07 January 2019

Time limits for starting court proceedings in construction negligence claims

Brandley and WJB Developments Limited v Hubert Deane T/A Hubert Deane & Associates and John Lohan T/A John Lohan Ground Works Contractors [2017] IESC 83 (“Brandley v Deane and Lohan”)

The Irish Supreme Court has clarified when a limitation period starts to run. This is important; if you do not start court proceedings within the time limit, you will be debarred from pursuing your claim.

What happened in the case?

  • Brandley engaged Deane and Lohan as consulting engineers and ground works contractor, respectively, in the construction of three dwellings.
  • Lohan completed the foundations in March 2004 and Deane issued a certificate of compliance in September 2004.
  • In December 2005 cracks were observed as a result of defective foundations.
  • On 30 November 2010 Brandley issued court proceedings.
  • Both Deane and Lohan admitted negligence, but claimed the proceedings should be dismissed on the basis that the limitation period had expired, in other words the claim was ‘statute barred’ because it was more than six years since the breach (in 2004).
  • The issue therefore was whether the limitation began to run from:

(a)    the date the foundations were installed (for Lohan), or the date of certification (for Deane), meaning the claim was time barred; or
(b)    the date of the damage, meaning the claim was not time barred.

  • The High Court found the former and the Court of Appeal, the latter.
  • Deane and Lohan appealed the decision to the Supreme Court.

Decision

The Supreme Court decided the claim was not statute barred; Brandley had started the proceedings within the time limit. The basis of the decision was as follows:

1.    There were five possible trigger events for the limitation which were:

  • The date of the wrongful act
  • The date on which the damage occurred
  • The date on which the damage became manifest (i.e. damage was capable of being discovered and proved)
  • The date on which damage could have been discovered 
  • The date on which the damage was actually discovered

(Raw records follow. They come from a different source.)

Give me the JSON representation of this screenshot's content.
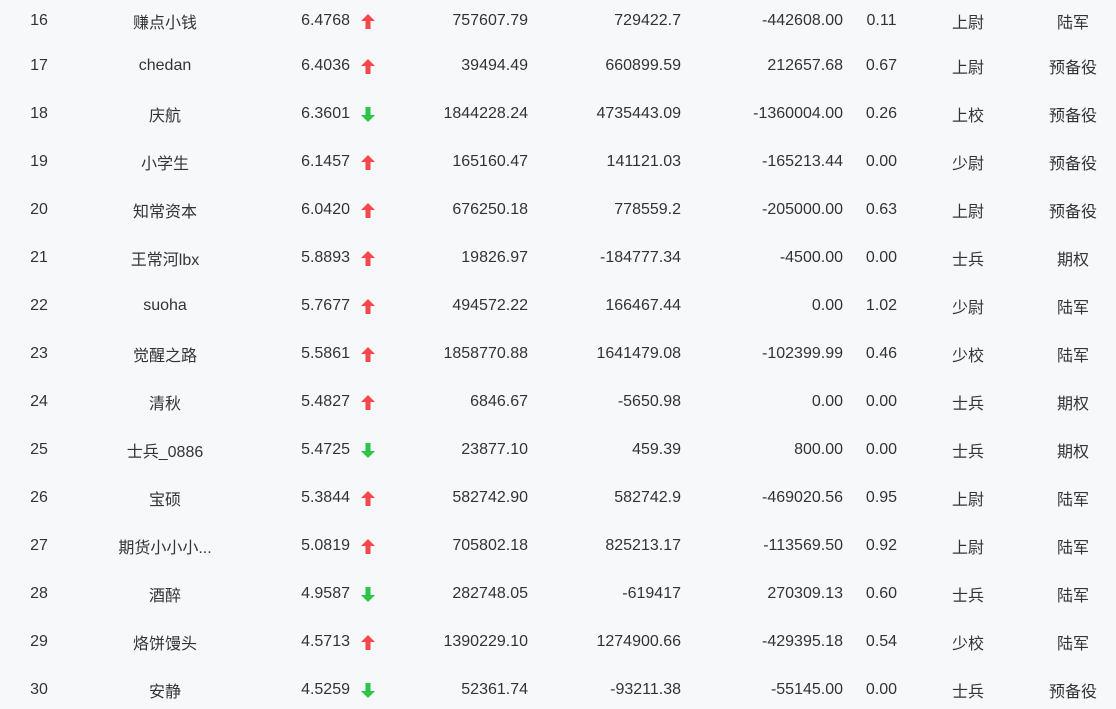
{
  "colors": {
    "background": "#f7f8fa",
    "text": "#333333",
    "up": "#f5484a",
    "down": "#2ec447"
  },
  "icons": {
    "up": "arrow-up-icon",
    "down": "arrow-down-icon"
  },
  "rows": [
    {
      "rank": "16",
      "name": "赚点小钱",
      "score": "6.4768",
      "trend": "up",
      "v1": "757607.79",
      "v2": "729422.7",
      "v3": "-442608.00",
      "ratio": "0.11",
      "level": "上尉",
      "category": "陆军"
    },
    {
      "rank": "17",
      "name": "chedan",
      "score": "6.4036",
      "trend": "up",
      "v1": "39494.49",
      "v2": "660899.59",
      "v3": "212657.68",
      "ratio": "0.67",
      "level": "上尉",
      "category": "预备役"
    },
    {
      "rank": "18",
      "name": "庆航",
      "score": "6.3601",
      "trend": "down",
      "v1": "1844228.24",
      "v2": "4735443.09",
      "v3": "-1360004.00",
      "ratio": "0.26",
      "level": "上校",
      "category": "预备役"
    },
    {
      "rank": "19",
      "name": "小学生",
      "score": "6.1457",
      "trend": "up",
      "v1": "165160.47",
      "v2": "141121.03",
      "v3": "-165213.44",
      "ratio": "0.00",
      "level": "少尉",
      "category": "预备役"
    },
    {
      "rank": "20",
      "name": "知常资本",
      "score": "6.0420",
      "trend": "up",
      "v1": "676250.18",
      "v2": "778559.2",
      "v3": "-205000.00",
      "ratio": "0.63",
      "level": "上尉",
      "category": "预备役"
    },
    {
      "rank": "21",
      "name": "王常河lbx",
      "score": "5.8893",
      "trend": "up",
      "v1": "19826.97",
      "v2": "-184777.34",
      "v3": "-4500.00",
      "ratio": "0.00",
      "level": "士兵",
      "category": "期权"
    },
    {
      "rank": "22",
      "name": "suoha",
      "score": "5.7677",
      "trend": "up",
      "v1": "494572.22",
      "v2": "166467.44",
      "v3": "0.00",
      "ratio": "1.02",
      "level": "少尉",
      "category": "陆军"
    },
    {
      "rank": "23",
      "name": "觉醒之路",
      "score": "5.5861",
      "trend": "up",
      "v1": "1858770.88",
      "v2": "1641479.08",
      "v3": "-102399.99",
      "ratio": "0.46",
      "level": "少校",
      "category": "陆军"
    },
    {
      "rank": "24",
      "name": "清秋",
      "score": "5.4827",
      "trend": "up",
      "v1": "6846.67",
      "v2": "-5650.98",
      "v3": "0.00",
      "ratio": "0.00",
      "level": "士兵",
      "category": "期权"
    },
    {
      "rank": "25",
      "name": "士兵_0886",
      "score": "5.4725",
      "trend": "down",
      "v1": "23877.10",
      "v2": "459.39",
      "v3": "800.00",
      "ratio": "0.00",
      "level": "士兵",
      "category": "期权"
    },
    {
      "rank": "26",
      "name": "宝硕",
      "score": "5.3844",
      "trend": "up",
      "v1": "582742.90",
      "v2": "582742.9",
      "v3": "-469020.56",
      "ratio": "0.95",
      "level": "上尉",
      "category": "陆军"
    },
    {
      "rank": "27",
      "name": "期货小小小...",
      "score": "5.0819",
      "trend": "up",
      "v1": "705802.18",
      "v2": "825213.17",
      "v3": "-113569.50",
      "ratio": "0.92",
      "level": "上尉",
      "category": "陆军"
    },
    {
      "rank": "28",
      "name": "酒醉",
      "score": "4.9587",
      "trend": "down",
      "v1": "282748.05",
      "v2": "-619417",
      "v3": "270309.13",
      "ratio": "0.60",
      "level": "士兵",
      "category": "陆军"
    },
    {
      "rank": "29",
      "name": "烙饼馒头",
      "score": "4.5713",
      "trend": "up",
      "v1": "1390229.10",
      "v2": "1274900.66",
      "v3": "-429395.18",
      "ratio": "0.54",
      "level": "少校",
      "category": "陆军"
    },
    {
      "rank": "30",
      "name": "安静",
      "score": "4.5259",
      "trend": "down",
      "v1": "52361.74",
      "v2": "-93211.38",
      "v3": "-55145.00",
      "ratio": "0.00",
      "level": "士兵",
      "category": "预备役"
    }
  ]
}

2.    The Court decided that the trigger event was when the cracks appeared in 2005, as the damage was manifest when it was capable of being discovered, regardless of whether it had or ought to have been discovered.

It must be noted that a separate time limit applies to contract claims; this is typically six years from the breach (or 12 years if the contract is a deed).

Conclusion

This case emphasises that you should immediately seek legal advice on a cautionary basis, as soon as you discover damage or defects.

For more information or advice, contact a member of our Construction team.